Despite the Popular Resistance’s tactic of purchasing firearms from local residents, thousands of fighters have not yet been issued a weapon, according to a Popular Resistence recruit, Amar Mubarak. Mubarak himself has not been provided a firearm.
“I am helping other fighters in inspecting the cars that come to the al-Misrakh area from the surrounding areas, and when I get a weapon I will join the battle of al-Dhabab as a fighter,” Mubarak added.
Qaatabi has a shop in al-Turbah market, where he purchases weapons from residents and sells them bullets, which locals buy to fire on wedding days.
“This is a profitable profession and I can get 100,000 rials ($465) per week – while I used to get 60,000 ($280) per month in the clothes shop.”
Ahmed al-Ghaili, another arms trader in al-Turbah market, told MEE that he used to buy and sell weapons to residents secretly before the war. Now, he does not sell the weapons to locals – he only purchases them from locals and sells them to the Popular Resistance.
“The prices of Kalashnikovs and pistols have doubled and the residents will not pay expensive prices for weapons. For this reason I do not sell the weapons to locals, but we sell them bullets, which cost 200 rials (90 cents) for each one,” he added.
Ghaili said many people come to him and sell their weapons from different areas around al-Turbah, as they think this is the best time to sell Kalashnikovs and pistols.
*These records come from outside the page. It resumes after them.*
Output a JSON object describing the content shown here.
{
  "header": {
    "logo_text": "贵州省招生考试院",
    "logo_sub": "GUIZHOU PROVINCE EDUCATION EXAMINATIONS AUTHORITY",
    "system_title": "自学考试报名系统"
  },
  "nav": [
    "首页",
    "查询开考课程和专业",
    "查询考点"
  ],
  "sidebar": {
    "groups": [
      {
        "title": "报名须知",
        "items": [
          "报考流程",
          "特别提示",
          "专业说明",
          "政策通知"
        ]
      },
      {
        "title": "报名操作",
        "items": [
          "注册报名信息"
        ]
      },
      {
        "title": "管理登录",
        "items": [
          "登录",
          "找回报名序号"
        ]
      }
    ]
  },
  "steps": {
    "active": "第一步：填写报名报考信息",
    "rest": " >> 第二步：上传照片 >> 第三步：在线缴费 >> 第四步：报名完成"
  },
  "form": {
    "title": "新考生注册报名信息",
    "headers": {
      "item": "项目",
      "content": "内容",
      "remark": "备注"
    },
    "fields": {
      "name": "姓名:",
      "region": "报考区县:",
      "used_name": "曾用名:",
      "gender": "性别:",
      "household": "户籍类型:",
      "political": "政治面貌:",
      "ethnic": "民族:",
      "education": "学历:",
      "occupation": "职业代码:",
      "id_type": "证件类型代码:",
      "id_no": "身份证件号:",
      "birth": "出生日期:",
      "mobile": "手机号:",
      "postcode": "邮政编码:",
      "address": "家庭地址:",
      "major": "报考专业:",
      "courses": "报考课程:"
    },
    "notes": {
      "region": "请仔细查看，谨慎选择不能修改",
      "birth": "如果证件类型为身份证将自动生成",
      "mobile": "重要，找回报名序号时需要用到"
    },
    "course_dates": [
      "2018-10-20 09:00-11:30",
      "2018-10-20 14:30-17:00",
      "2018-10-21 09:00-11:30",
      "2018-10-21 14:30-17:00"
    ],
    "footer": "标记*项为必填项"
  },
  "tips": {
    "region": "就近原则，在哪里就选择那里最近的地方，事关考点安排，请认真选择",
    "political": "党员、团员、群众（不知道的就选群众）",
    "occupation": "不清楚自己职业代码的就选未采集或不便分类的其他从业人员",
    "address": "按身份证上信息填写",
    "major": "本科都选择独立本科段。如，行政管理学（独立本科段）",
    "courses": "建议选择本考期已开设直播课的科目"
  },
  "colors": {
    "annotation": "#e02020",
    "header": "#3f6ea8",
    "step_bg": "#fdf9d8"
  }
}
Selling weapons as a livelihood
Most Yemenis, especially residents of rural areas, have weapons and traditionally use them at weddings, but with the combination of unemployment and a high-demand for weapons, many have resorted to selling them.
Esam Ali, a resident in al-Mashbak village in Taiz’s al-Shimayateen district, sold his Kalashnikov after he spent all the money he had.
“I am working as a building labourer, and there is not work nowadays, so I sold my Kalashnikov in October for 260,000 rials ($1,209) in order to provide a livelihood for my family,” he told MEE.
He said he bought the Kalashnikov for his wedding 11 years ago for 100,000 rials ($465). It is customary that a groom must have a Kalashnikov at his wedding.
“If I did not have a Kalashnikov, I would die together with my wife and three girls from hunger, and the Kalashnikovs helped many families in our area to provide for their families – this is the best time to sell them,” Ali added.
He said that the sum that he sold his Kalashnikov for is enough to provide for his family for six months.
Ali is just one of many who sold their weapons to eke out a livelihood for their families. Meanwhile, some people have bought huge quantities of bullets to use them later at weddings.
Hamdi Abu Bakr, a resident of al-Gihar village in the al-Shimayateen district, told MEE that he has bought 2,000 bullets to use at weddings.
“The weddings in our villages cannot happen without fire, and nowadays the bullets are cheap as each one costs YR200 (90 cents), and it used to cost 300 ($1.40), so I bought huge quantity to use them later at weddings, and also I can sell some of them later,” he added.
According to reports, there are more than 60 million weapons in Yemen, including mortars and machine guns.
Ahmed Obaid, a retired officer, said that the Yemeni government should take advantage of the economic crisis and buy weapons from locals, and give these weapons to the defence and interior ministries.